Return, from the lines below, each one that includes the word "description".
# # # # # # #
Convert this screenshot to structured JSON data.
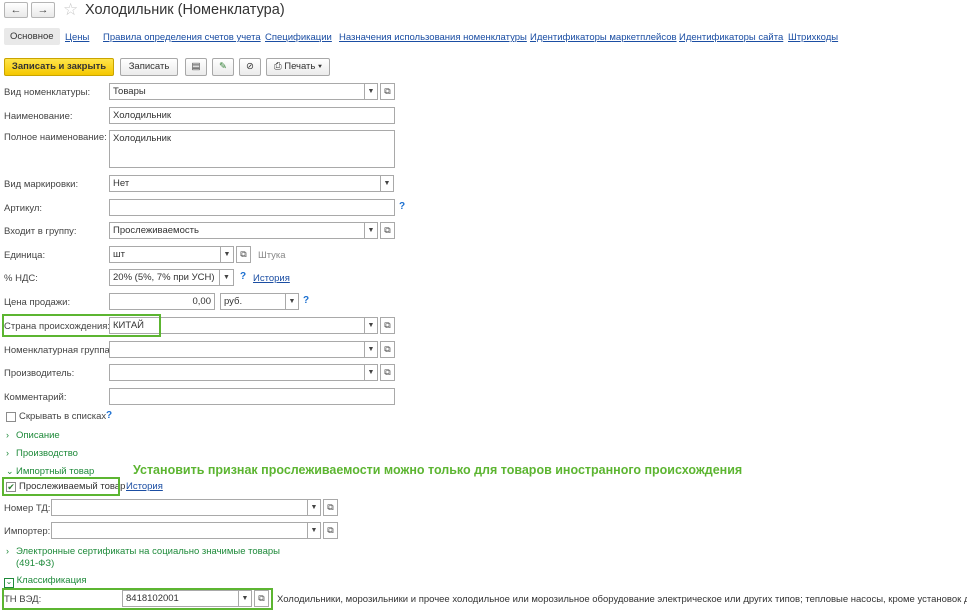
{
  "window": {
    "title": "Холодильник (Номенклатура)",
    "nav": {
      "back_icon": "←",
      "forward_icon": "→",
      "star_icon": "☆"
    }
  },
  "tabs": [
    "Основное",
    "Цены",
    "Правила определения счетов учета",
    "Спецификации",
    "Назначения использования номенклатуры",
    "Идентификаторы маркетплейсов",
    "Идентификаторы сайта",
    "Штрихкоды"
  ],
  "toolbar": {
    "save_close": "Записать и закрыть",
    "save": "Записать",
    "print": "Печать",
    "print_arrow": "▾",
    "icons": {
      "report": "▤",
      "edit": "✎",
      "attach": "⊘",
      "printer": "⎙"
    }
  },
  "form": {
    "kind": {
      "label": "Вид номенклатуры:",
      "value": "Товары"
    },
    "name": {
      "label": "Наименование:",
      "value": "Холодильник"
    },
    "full_name": {
      "label": "Полное наименование:",
      "value": "Холодильник"
    },
    "marking": {
      "label": "Вид маркировки:",
      "value": "Нет"
    },
    "article": {
      "label": "Артикул:",
      "value": ""
    },
    "group": {
      "label": "Входит в группу:",
      "value": "Прослеживаемость"
    },
    "unit": {
      "label": "Единица:",
      "value": "шт",
      "hint": "Штука"
    },
    "vat": {
      "label": "% НДС:",
      "value": "20% (5%, 7% при УСН)",
      "history": "История"
    },
    "price": {
      "label": "Цена продажи:",
      "value": "0,00",
      "currency": "руб."
    },
    "country": {
      "label": "Страна происхождения:",
      "value": "КИТАЙ"
    },
    "nom_group": {
      "label": "Номенклатурная группа:",
      "value": ""
    },
    "producer": {
      "label": "Производитель:",
      "value": ""
    },
    "comment": {
      "label": "Комментарий:",
      "value": ""
    },
    "hide_in_lists": {
      "label": "Скрывать в списках",
      "checked": false
    }
  },
  "sections": {
    "description": "Описание",
    "production": "Производство",
    "import": "Импортный товар",
    "certificates_line1": "Электронные сертификаты на социально значимые товары",
    "certificates_line2": "(491-ФЗ)",
    "classification": "Классификация"
  },
  "import": {
    "traceable": {
      "label": "Прослеживаемый товар",
      "checked": true,
      "history": "История"
    },
    "customs_number": {
      "label": "Номер ТД:",
      "value": ""
    },
    "importer": {
      "label": "Импортер:",
      "value": ""
    }
  },
  "classification": {
    "tnved": {
      "label": "ТН ВЭД:",
      "value": "8418102001",
      "description": "Холодильники, морозильники и прочее холодильное или морозильное оборудование электрическое или других типов; тепловые насосы, кроме установок для конд"
    }
  },
  "annotation": "Установить признак прослеживаемости можно только для товаров иностранного происхождения",
  "glyphs": {
    "dropdown": "▼",
    "open": "⧉",
    "help": "?",
    "chevron_right": "›",
    "chevron_down": "⌄",
    "check": "✔"
  },
  "colors": {
    "accent_yellow": "#f5c800",
    "link_blue": "#1b4ea3",
    "section_green": "#1e8a3a",
    "highlight_green": "#5cb531"
  }
}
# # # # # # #
### Answer section
    "description": "Описание",
      "description": "Холодильники, морозильники и прочее холодильное или морозильное оборудование электрическое или других типов; тепловые насосы, кроме установок для конд"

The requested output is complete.